The dilemma facing many equine owners who need to confine them or provide an alternative to grass, is how to offer free choice hay without over-feeding, and extending the time they take to eat it.
Thanks to the availability of slowfeeder hay nets with small holes they have largely solved the issue, however the net and hole size influences how long the hay in a net will last, which was the basis of a study by the University of Minnesota.
The Hay Nets Used
For comparison they used 3 nets with hole sizes varying from large (15cm/6″) like your standard hay net to slowfeed style medium (4.5cm/1.75″) and small (2.5cm/1″) nets. The control group had loose hay on the floor and all horses were fed at 1% of their bodyweight with hay measurements take over 2 x 4 hour periods. To determine forage consumption rate, stopwatches were started once horses began eating, and stopped once horses either finished all offered hay, were no longer interested in eating, or the 4 hour time period had finished.
They found horses in the control group and those using the large net finished all their hay in 3.2 and 3.4 hours, while the medium net took 5 hours and the small net took 6.5 hours to consume.
These results show that small or medium nets were effective in decreasing rate and amount of forage, and increasing the total time of forage consumption by adult horses.
If small or medium hay nets were used for twice daily feedings in a box stall setting, it’s anticipated horses would spend 10 to 13 hours each day foraging; more closely mimicking a horse’s natural grazing behavior.
Small and medium hole hay nets represent simple and affordable management tools for extending foraging time when meal feeding horses.
However, use of the small and medium hay nets is not always practical for all horses or their owners, and it does take time (usually 4 to 5 feedings) for horses to get used to eating from the nets.

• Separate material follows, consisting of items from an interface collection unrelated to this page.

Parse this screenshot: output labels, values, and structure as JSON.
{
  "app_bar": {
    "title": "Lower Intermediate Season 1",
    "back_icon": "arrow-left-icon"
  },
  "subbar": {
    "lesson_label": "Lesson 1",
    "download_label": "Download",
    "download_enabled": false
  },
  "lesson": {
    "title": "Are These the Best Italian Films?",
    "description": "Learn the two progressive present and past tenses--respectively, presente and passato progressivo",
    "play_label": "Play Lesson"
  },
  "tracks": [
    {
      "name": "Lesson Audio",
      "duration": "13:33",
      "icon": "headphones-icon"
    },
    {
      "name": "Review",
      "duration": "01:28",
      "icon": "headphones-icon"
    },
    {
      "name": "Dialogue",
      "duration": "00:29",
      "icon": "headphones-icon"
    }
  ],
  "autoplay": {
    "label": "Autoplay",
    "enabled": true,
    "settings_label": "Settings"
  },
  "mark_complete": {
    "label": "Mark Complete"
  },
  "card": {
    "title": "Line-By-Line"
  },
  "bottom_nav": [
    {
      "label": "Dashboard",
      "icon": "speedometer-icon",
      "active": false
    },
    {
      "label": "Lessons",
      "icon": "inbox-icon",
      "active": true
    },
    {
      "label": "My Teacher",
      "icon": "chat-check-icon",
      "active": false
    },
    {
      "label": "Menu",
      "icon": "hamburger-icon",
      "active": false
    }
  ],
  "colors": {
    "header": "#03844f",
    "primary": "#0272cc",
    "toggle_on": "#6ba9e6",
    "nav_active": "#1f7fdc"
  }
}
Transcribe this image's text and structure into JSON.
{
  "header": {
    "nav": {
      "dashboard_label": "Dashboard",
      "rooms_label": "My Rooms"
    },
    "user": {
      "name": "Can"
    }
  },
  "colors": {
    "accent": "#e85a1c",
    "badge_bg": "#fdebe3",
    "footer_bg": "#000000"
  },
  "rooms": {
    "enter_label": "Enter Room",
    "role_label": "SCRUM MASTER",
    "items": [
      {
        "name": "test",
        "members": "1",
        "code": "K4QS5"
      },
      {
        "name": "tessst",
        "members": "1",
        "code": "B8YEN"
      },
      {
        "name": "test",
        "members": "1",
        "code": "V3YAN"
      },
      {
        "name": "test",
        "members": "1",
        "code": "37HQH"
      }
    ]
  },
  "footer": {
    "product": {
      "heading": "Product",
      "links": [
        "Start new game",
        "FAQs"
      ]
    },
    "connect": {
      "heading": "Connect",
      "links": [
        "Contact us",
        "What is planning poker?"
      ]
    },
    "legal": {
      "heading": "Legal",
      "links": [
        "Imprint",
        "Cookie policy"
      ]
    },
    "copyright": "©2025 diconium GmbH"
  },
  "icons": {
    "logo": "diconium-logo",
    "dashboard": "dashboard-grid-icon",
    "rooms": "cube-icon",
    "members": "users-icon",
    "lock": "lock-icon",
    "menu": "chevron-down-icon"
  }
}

It’s always best to offer loose hay alongside the nets until the horse is happily using it or choosing the net over the loose hay (which they often do).
The Haysaver 4cm Tough Nets are equivalent to the medium size nets, and the Greedy Steed 3cm Premium nets are equivalent to the small nets in the study and are available in several different sizes to suit a variety of feeding situations.
To encourage more movement which is healthier for your horse, consider using several smaller size nets in different locations, and place them as far from water as possible. Keeping nets filled so they never run out will also stabilise your horse’s eating habits, reduce ulcers and above all, removes stress. Read this article by Dr Juliet Getty to find out Restricting Forage is Incredibly Stressful and Slowfeeding Horses.
The study information was sourced from the article on Using Slowfeed Hay Nets by K. Martinson, E. Glunk and W. Weber from the University of Minnesota.